“For a woman to find a guy who's going to be extremely generous, without expecting sex in return, I would have thought is more the exception than the norm," he added.

“It’s not a charity. No I have a philosophy in life. I sometimes explain it to young women, and they don’t always get it,” he told the program.

“When a woman says to me, ‘Well, I kind of like the money but not give anything in return.’ I say, ‘Well you’re not really a good object of my philanthropy. I prefer to give it to a starving kid in Africa rather than to you.’”

While many young women who spoke to 60 Minutes claim the practice is "empowering women", listening to sugar daddy Nick talk about his conquests makes it sound like anything but.

He told Sarah Abo of his sugar baby formula, "Take the number of days you've been married, the number of times you've had sex and you divide that by your alimony and that's your price per f*** factor."

"Wow that's really cold," Abo told him as he laughed, "Yeah, it's your PPFF score."

Nick and his sugar baby Candace. Image: 60 Minutes.

He says he's even hired women from the site to hang out in his office purely for their looks, and he's been known to fly large groups of women to music festivals.

"I don't make them do anything that they don't want to do, but you know... They're there because they're young and beautiful, absolutely. I do have criteria," said Nick.

If you ask the founder of one of the biggest sites, Seeking Arrangement, he'll tell you he has successfully re-written the rules of romance.

“If you are poor and you are constantly hanging out with the poor people, you're never going to find opportunities in life,” Brandon Wade who has a 22-year-old sugar baby himself, told 60 Minutes.

Seeking Arrangement CEO Brandon Wade. Image: 60 Minutes.

"Everything when it comes to human interaction or human relationships involves some sort of economic exchange - I think it's time for people to own up to that," he said.

He used the example of his parents, his mum doesn't work and his father funds their lifestyle, "That doesn't make her a w****," he told the program.

"Every romantic relationship is transactional," he insisted.

Professor Fleming thinks the sugar baby fantasy has been well-crafted.

"This narrative that if you become a sugar baby then you can first of all have an exciting dinner and date and be doted on. I think the fantasy is important for attracting sugar babies but the flip side - the dark side if you like, is a certain economic dependence," he warned.
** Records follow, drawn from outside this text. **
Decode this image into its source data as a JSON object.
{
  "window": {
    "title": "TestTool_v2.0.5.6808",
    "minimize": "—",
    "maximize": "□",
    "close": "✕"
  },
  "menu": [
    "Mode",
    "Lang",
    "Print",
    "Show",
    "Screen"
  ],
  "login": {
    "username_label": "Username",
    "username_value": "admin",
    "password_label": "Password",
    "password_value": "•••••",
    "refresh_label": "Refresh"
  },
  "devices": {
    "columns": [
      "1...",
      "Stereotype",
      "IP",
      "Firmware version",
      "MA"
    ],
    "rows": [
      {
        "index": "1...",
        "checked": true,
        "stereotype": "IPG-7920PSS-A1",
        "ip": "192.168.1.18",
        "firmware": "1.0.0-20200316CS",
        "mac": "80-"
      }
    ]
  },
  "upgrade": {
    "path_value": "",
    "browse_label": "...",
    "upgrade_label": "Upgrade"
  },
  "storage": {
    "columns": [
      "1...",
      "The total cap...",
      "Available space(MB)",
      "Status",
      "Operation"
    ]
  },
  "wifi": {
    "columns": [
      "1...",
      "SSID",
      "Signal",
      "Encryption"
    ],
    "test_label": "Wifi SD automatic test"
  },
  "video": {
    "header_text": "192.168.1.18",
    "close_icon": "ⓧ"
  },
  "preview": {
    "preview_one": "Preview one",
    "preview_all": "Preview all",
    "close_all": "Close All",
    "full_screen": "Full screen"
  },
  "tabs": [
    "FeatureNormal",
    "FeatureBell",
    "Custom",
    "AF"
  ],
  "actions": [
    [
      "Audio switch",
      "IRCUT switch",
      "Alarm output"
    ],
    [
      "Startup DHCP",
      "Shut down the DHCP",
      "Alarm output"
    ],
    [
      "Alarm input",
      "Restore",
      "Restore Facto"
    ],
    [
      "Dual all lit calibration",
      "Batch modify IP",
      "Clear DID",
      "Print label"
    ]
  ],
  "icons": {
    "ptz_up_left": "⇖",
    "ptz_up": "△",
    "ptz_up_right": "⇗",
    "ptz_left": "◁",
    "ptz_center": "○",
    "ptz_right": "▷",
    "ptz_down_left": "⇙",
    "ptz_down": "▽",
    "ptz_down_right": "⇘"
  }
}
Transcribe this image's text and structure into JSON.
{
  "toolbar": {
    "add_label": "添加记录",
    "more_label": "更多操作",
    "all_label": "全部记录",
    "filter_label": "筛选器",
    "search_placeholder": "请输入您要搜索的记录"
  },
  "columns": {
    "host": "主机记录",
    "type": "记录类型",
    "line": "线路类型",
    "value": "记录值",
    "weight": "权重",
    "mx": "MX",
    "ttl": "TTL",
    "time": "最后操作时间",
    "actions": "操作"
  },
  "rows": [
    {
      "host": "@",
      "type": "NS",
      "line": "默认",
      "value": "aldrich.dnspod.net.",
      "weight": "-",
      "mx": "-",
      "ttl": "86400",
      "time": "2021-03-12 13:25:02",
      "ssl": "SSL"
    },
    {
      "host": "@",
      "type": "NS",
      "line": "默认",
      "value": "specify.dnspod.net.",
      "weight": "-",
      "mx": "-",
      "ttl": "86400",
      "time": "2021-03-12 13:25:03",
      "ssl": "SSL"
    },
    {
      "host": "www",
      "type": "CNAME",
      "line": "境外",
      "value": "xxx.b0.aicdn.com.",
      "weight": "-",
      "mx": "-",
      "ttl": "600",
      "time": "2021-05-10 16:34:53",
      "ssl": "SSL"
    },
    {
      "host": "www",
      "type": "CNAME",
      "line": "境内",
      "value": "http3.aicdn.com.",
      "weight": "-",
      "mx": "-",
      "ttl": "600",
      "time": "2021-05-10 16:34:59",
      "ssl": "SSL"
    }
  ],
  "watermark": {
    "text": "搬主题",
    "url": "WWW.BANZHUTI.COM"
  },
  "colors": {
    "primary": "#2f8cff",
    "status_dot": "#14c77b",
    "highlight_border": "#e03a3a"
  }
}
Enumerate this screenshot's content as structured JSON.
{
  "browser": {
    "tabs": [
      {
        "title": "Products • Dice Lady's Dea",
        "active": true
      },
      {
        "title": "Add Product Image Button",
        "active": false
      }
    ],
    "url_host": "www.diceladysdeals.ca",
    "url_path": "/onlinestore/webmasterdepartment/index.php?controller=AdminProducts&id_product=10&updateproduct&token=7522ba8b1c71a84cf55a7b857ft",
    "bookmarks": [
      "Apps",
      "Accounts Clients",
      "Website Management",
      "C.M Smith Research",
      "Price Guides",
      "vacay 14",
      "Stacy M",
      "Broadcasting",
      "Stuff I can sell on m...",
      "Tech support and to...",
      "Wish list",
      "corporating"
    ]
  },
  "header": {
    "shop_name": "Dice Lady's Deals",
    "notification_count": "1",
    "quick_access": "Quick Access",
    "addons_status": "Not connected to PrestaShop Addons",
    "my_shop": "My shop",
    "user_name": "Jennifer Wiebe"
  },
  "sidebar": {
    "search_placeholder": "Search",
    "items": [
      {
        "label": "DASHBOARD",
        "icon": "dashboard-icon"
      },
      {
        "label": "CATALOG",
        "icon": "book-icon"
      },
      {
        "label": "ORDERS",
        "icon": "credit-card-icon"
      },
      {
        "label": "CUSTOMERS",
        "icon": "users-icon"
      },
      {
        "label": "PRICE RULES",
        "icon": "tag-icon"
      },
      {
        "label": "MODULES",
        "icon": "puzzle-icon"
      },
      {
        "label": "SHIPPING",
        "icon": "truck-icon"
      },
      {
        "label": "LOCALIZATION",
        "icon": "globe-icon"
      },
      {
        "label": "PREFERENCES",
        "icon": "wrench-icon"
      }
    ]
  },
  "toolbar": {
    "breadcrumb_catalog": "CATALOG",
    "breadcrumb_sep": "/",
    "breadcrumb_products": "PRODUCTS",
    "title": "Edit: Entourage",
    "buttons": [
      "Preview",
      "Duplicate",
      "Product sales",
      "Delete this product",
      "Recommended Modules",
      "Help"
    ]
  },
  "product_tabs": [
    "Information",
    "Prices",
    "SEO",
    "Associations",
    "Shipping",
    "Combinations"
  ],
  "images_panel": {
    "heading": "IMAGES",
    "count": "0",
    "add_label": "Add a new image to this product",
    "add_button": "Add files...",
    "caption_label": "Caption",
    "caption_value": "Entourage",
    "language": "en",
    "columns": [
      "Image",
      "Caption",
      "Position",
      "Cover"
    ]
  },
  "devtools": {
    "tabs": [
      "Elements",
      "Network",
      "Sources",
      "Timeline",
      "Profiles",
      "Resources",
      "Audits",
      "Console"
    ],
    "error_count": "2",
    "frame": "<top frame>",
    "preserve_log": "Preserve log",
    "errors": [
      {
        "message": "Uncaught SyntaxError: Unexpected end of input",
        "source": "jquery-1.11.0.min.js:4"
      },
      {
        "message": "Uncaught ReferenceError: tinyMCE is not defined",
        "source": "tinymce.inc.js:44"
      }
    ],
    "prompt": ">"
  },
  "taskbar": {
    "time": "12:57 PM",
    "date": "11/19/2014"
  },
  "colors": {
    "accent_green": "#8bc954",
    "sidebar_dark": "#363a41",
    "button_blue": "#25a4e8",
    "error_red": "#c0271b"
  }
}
Read More: 24-year-old Alex on what it's really like to be a sugar baby.